──────── ENTRIES SHOWN ────────

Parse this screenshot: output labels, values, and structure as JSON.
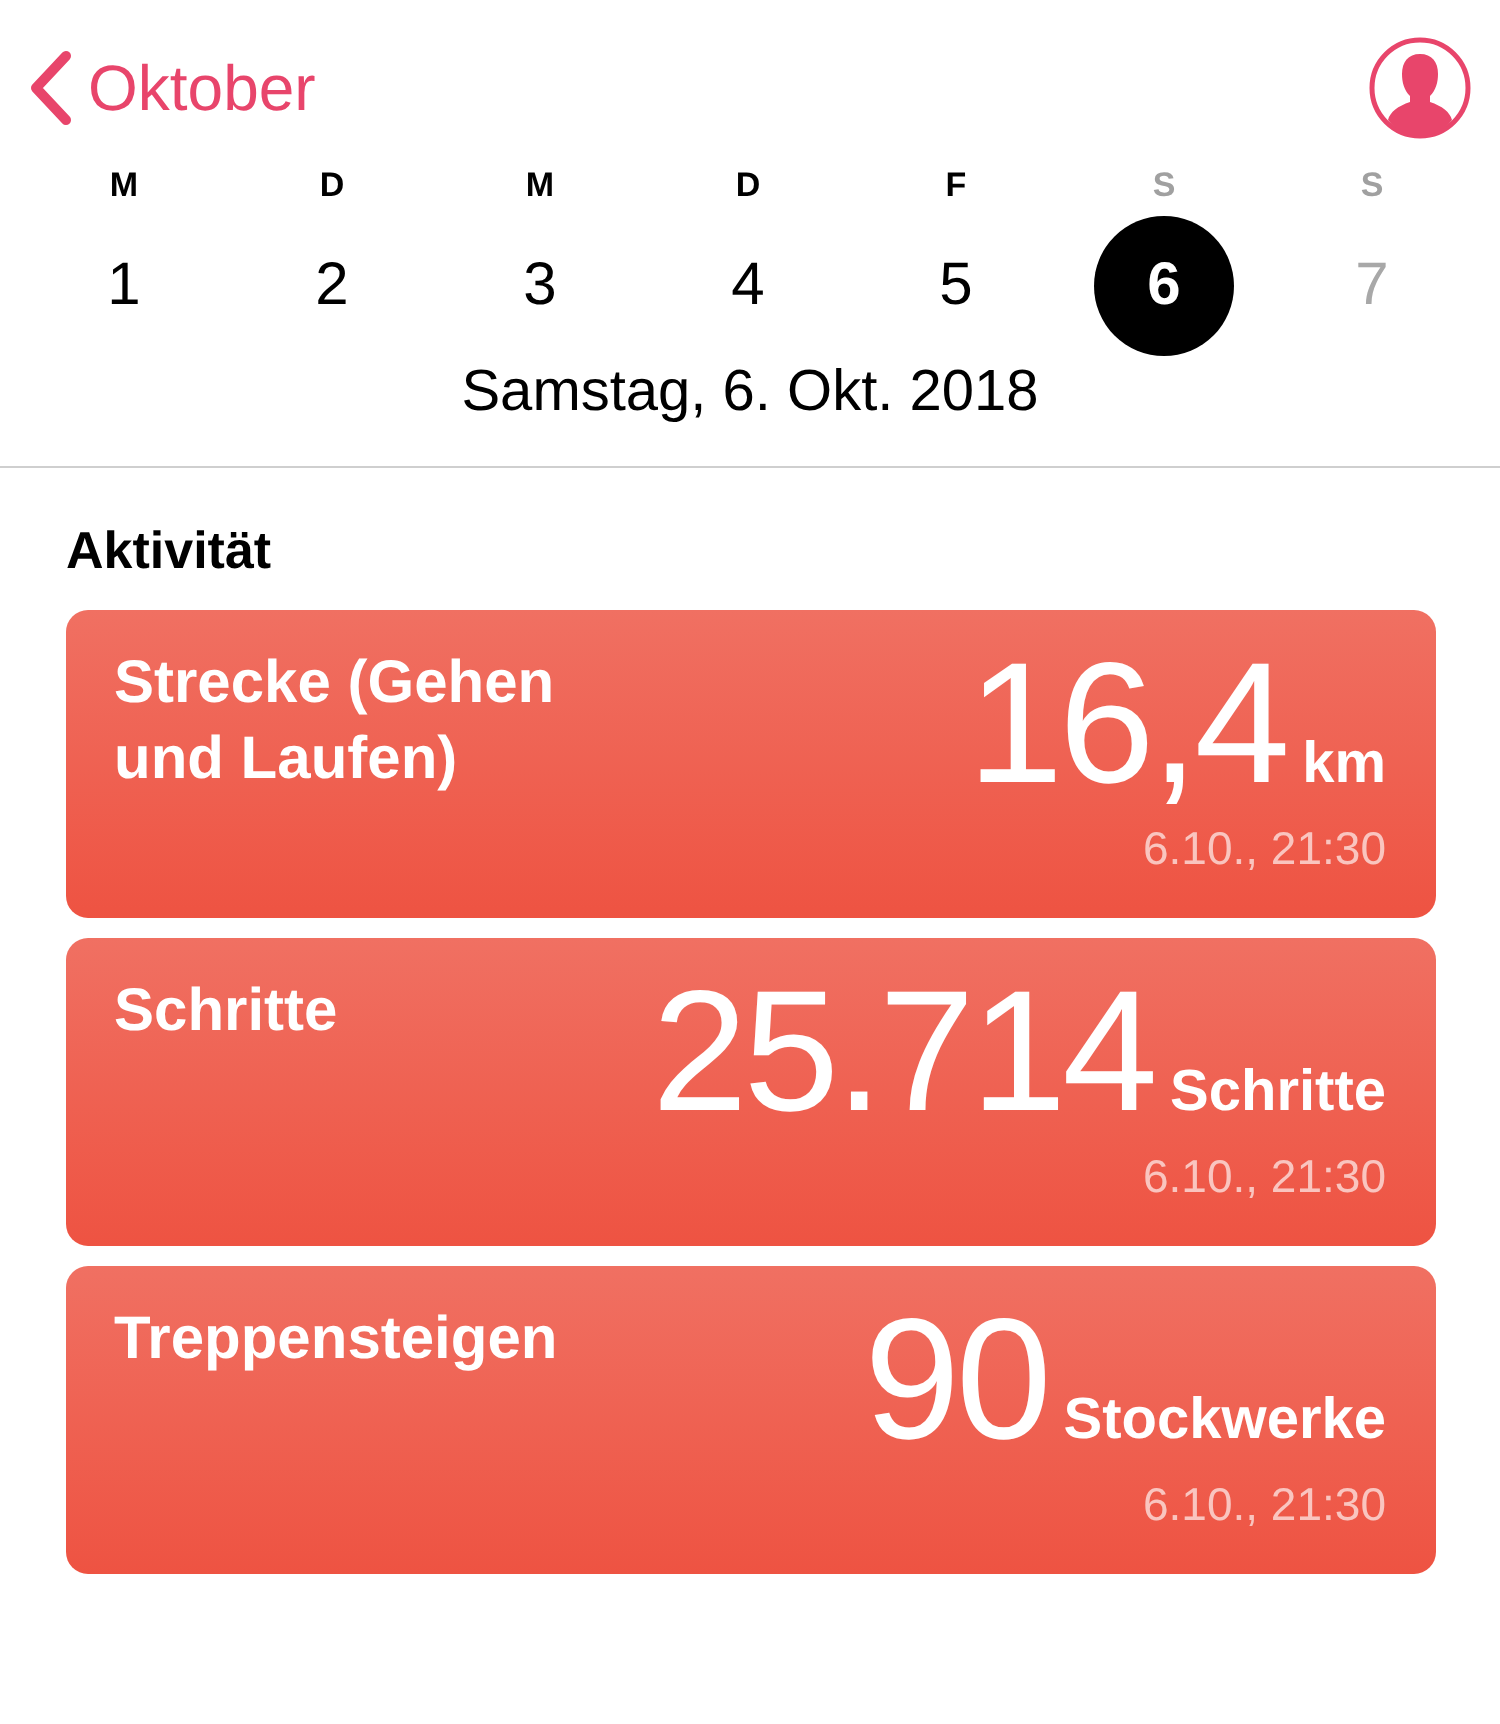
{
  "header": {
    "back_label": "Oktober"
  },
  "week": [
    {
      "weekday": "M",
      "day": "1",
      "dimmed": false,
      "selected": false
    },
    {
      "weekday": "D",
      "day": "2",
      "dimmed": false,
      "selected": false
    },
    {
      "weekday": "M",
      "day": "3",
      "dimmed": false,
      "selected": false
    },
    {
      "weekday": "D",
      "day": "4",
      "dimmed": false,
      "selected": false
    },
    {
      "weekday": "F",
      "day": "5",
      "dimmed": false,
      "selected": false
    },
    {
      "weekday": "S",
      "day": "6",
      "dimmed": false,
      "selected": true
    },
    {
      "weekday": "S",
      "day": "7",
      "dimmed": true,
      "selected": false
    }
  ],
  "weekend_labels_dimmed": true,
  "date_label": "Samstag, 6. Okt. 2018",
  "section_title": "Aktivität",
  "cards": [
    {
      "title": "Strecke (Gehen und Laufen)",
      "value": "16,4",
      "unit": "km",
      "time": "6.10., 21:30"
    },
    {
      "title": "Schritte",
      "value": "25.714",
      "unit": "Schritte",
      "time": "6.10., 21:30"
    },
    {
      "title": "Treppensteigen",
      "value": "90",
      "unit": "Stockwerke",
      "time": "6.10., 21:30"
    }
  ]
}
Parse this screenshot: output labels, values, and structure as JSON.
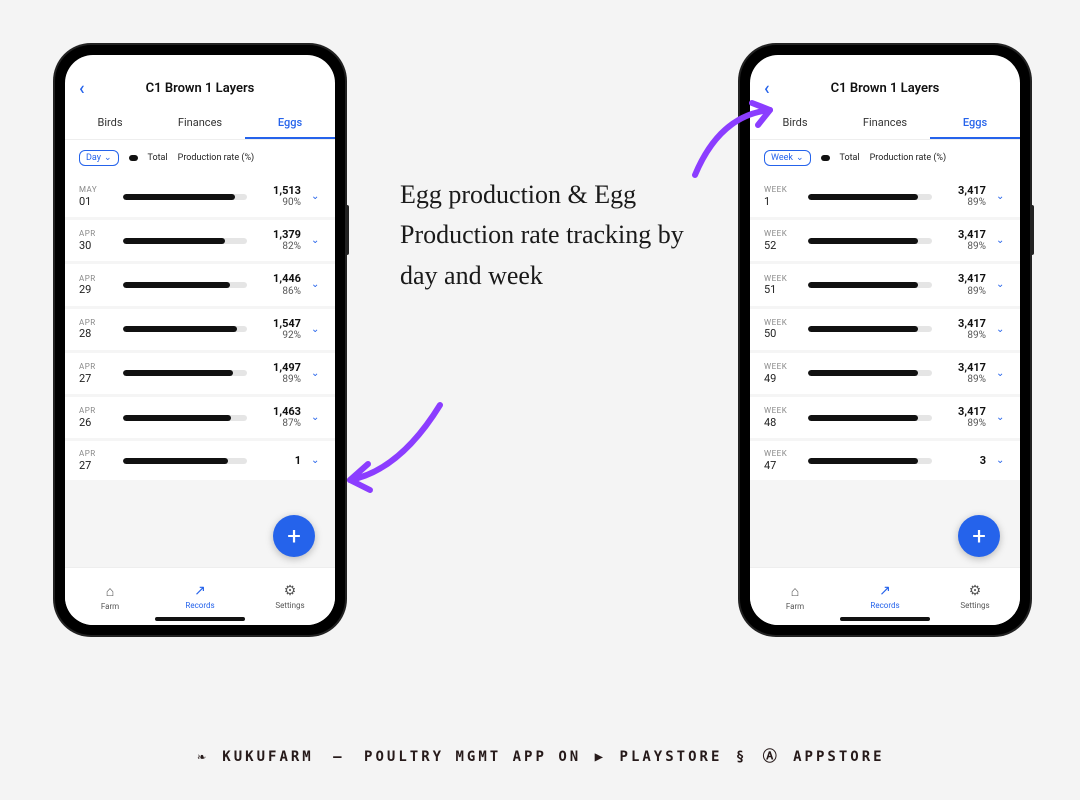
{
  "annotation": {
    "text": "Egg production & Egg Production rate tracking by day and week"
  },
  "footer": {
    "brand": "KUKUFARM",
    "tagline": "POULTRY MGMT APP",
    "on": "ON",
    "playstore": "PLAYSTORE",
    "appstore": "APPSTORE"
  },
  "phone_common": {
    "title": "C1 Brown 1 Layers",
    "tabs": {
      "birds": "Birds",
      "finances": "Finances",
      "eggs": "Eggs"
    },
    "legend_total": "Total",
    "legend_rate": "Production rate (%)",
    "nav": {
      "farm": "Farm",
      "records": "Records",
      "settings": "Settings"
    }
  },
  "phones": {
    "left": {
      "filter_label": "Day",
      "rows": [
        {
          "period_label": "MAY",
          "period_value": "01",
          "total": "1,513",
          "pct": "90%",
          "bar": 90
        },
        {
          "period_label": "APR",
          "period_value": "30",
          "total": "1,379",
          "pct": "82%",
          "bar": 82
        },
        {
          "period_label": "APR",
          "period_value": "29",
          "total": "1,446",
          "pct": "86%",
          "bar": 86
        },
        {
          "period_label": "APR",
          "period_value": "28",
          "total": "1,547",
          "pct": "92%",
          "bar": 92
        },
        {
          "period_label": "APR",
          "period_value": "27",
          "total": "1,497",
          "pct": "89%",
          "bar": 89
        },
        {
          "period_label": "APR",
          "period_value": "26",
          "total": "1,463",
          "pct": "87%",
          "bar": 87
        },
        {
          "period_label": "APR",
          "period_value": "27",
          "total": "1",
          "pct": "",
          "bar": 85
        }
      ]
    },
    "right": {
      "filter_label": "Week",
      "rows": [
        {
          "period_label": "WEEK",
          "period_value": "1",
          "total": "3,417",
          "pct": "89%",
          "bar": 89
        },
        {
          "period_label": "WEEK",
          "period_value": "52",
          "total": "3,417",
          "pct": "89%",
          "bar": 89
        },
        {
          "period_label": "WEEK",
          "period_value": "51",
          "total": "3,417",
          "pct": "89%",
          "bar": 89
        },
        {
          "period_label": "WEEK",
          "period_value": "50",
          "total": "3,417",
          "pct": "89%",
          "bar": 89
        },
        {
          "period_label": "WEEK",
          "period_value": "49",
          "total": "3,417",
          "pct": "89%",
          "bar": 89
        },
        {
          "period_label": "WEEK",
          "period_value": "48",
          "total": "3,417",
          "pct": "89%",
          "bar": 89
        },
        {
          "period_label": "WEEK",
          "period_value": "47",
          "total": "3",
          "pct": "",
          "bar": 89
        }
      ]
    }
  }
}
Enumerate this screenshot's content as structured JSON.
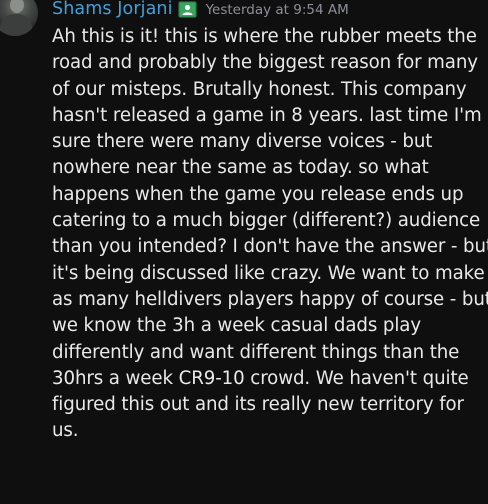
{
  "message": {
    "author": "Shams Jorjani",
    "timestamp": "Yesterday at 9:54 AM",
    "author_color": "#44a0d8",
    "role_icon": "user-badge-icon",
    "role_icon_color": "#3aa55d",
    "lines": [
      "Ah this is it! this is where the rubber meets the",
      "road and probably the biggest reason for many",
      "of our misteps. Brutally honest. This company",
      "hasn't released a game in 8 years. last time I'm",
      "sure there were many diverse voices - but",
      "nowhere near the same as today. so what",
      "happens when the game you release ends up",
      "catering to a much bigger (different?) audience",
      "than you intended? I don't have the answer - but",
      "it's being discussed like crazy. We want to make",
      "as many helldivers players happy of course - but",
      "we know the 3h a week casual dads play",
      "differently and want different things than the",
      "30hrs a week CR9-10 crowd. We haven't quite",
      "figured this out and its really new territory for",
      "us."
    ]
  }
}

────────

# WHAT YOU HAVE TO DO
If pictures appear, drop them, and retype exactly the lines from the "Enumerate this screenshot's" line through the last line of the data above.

# EXERCISE ANSWER
Enumerate this screenshot's content as structured JSON.
{
  "message": {
    "author": "Shams Jorjani",
    "timestamp": "Yesterday at 9:54 AM",
    "author_color": "#44a0d8",
    "role_icon": "user-badge-icon",
    "role_icon_color": "#3aa55d",
    "lines": [
      "Ah this is it! this is where the rubber meets the",
      "road and probably the biggest reason for many",
      "of our misteps. Brutally honest. This company",
      "hasn't released a game in 8 years. last time I'm",
      "sure there were many diverse voices - but",
      "nowhere near the same as today. so what",
      "happens when the game you release ends up",
      "catering to a much bigger (different?) audience",
      "than you intended? I don't have the answer - but",
      "it's being discussed like crazy. We want to make",
      "as many helldivers players happy of course - but",
      "we know the 3h a week casual dads play",
      "differently and want different things than the",
      "30hrs a week CR9-10 crowd. We haven't quite",
      "figured this out and its really new territory for",
      "us."
    ]
  }
}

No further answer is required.